For all my love of maps, I’m a firm believer in starting a campaign without a large regional map – instead of definite locations the game is best mapped out by descriptions and ideas, not locked down into locations. In this manner, the game is more open to be expanded during play by incorporating new elements instead of having to adapt new elements to fit the structure that is already there.
Thus, it took a year of playing 5e before I found myself in the position of needing a map of the region where our campaign is taking place.
Once that adventure was finished, game play moved on to the awesome dream-like OSR adventure “Slumbering Ursine Dunes” which is set on the map by the Persimmon Sea and the settlement of Kugelburg. I also drew a player-friendly map of the Golden Barge for that adventure.
The party’s next stop was the Forbidden City from the classic 1981 adventure module “Dwellers of the Forbidden City” which required “steaming jungles” to be hidden in which were placed further south from the Dunes. For our adventures in the Forbidden City I posted a plethora of maps, many of which we didn’t need during the games (the city is quite large).
- Player Friendly Maps of the Forbidden City itself by Steve Sullivan from the module
- A ruined temple complex
- The Temple of the Snake
- The remains of the Ha’Tak Temple
- And the Redstone Shrine
Finally in our latest games the party has left the Forbidden City and travelled to the Shady Dragon Inn, the city of Letath (which I’ll post next month), back up to Winterspire, around Coranan and are finally about to visit the Yellow City of the Slug People, Yoon-Suin itself.
It was for this last session of travel that this map finally had to be assembled from the various locations where we had adventured over the last year – something to tie them together a little more concretely than “past the dunes, beyond the steaming jungles, around the Barrier Peaks, and then along the God River to the Yellow City”.

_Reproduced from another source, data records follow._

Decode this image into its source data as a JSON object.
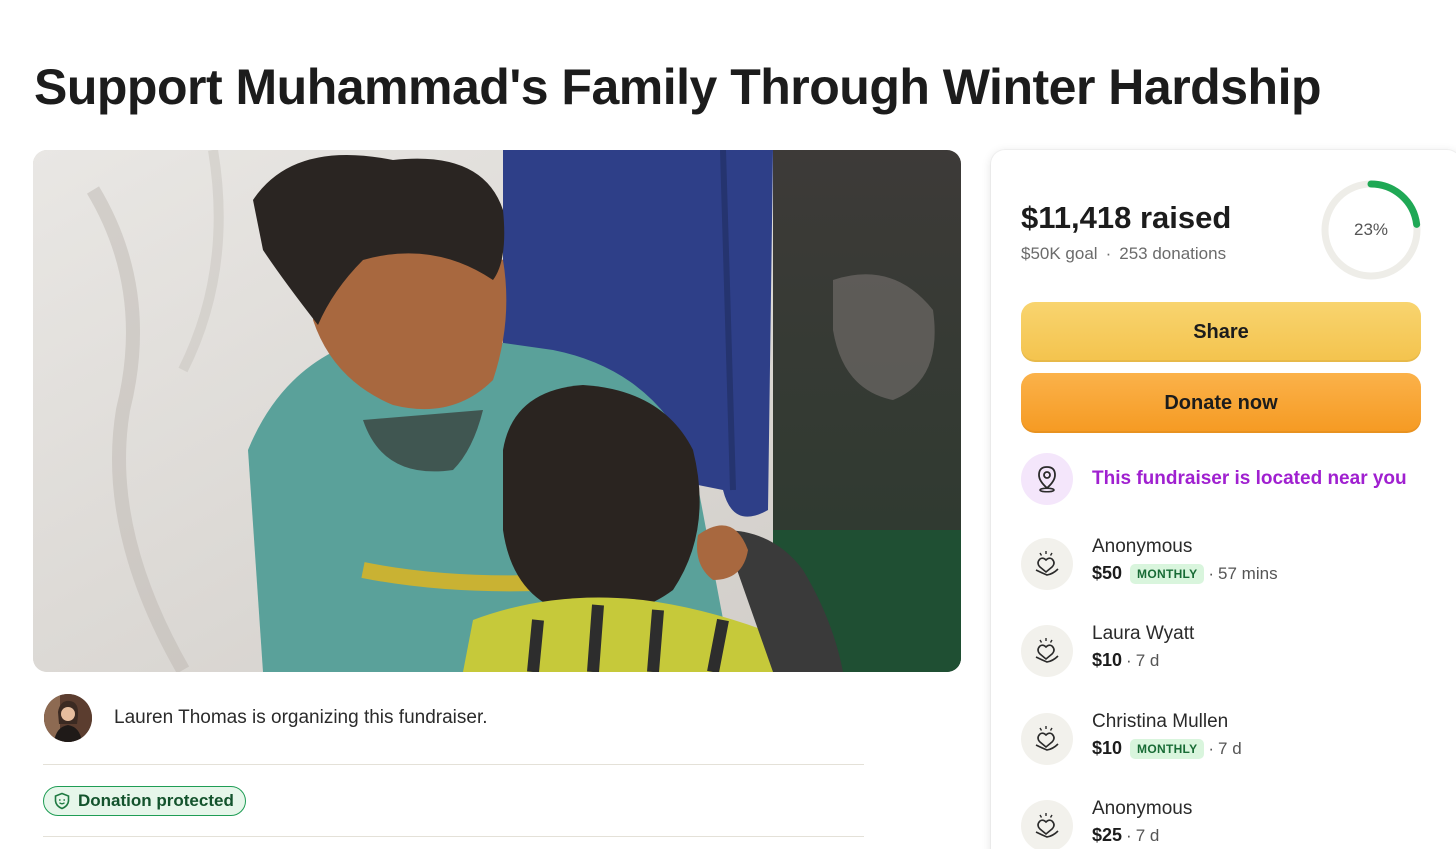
{
  "page": {
    "title": "Support Muhammad's Family Through Winter Hardship"
  },
  "organizer": {
    "text": "Lauren Thomas is organizing this fundraiser."
  },
  "badge": {
    "label": "Donation protected"
  },
  "card": {
    "raised": "$11,418 raised",
    "goal": "$50K goal",
    "separator": "·",
    "donations_count": "253 donations",
    "progress_label": "23%",
    "progress_fraction": 0.23,
    "share_label": "Share",
    "donate_label": "Donate now",
    "location_text": "This fundraiser is located near you"
  },
  "donations": [
    {
      "name": "Anonymous",
      "amount": "$50",
      "badge": "MONTHLY",
      "time": "57 mins"
    },
    {
      "name": "Laura Wyatt",
      "amount": "$10",
      "badge": "",
      "time": "7 d"
    },
    {
      "name": "Christina Mullen",
      "amount": "$10",
      "badge": "MONTHLY",
      "time": "7 d"
    },
    {
      "name": "Anonymous",
      "amount": "$25",
      "badge": "",
      "time": "7 d"
    }
  ],
  "colors": {
    "share_button": "#f4c34d",
    "donate_button": "#f59a22",
    "progress": "#1fa855",
    "location_accent": "#a020d0",
    "protected_green": "#1f9d55"
  }
}
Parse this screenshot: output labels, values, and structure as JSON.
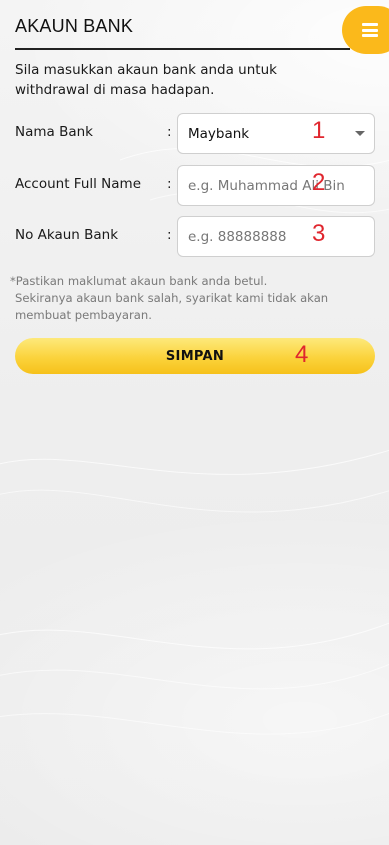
{
  "header": {
    "title": "AKAUN BANK",
    "menu_icon": "hamburger-menu-icon",
    "accent_color": "#fbb91b"
  },
  "intro_text": "Sila masukkan akaun bank anda untuk withdrawal di masa hadapan.",
  "form": {
    "bank_name": {
      "label": "Nama Bank",
      "colon": ":",
      "selected_value": "Maybank"
    },
    "full_name": {
      "label": "Account Full Name",
      "colon": ":",
      "placeholder": "e.g. Muhammad Ali Bin"
    },
    "account_no": {
      "label": "No Akaun Bank",
      "colon": ":",
      "placeholder": "e.g. 88888888"
    }
  },
  "note": {
    "line1": "*Pastikan maklumat akaun bank anda betul.",
    "line2": "Sekiranya akaun bank salah, syarikat kami tidak akan membuat pembayaran."
  },
  "save_button": {
    "label": "SIMPAN"
  },
  "annotations": {
    "m1": "1",
    "m2": "2",
    "m3": "3",
    "m4": "4",
    "color": "#e0262e"
  }
}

(And of course to confuse issues, while this is the West Coast of the continent in question, the region was named by the elves who lived on islands in the ocean, so it was named for how they saw it – the Eastern Shore of the sea).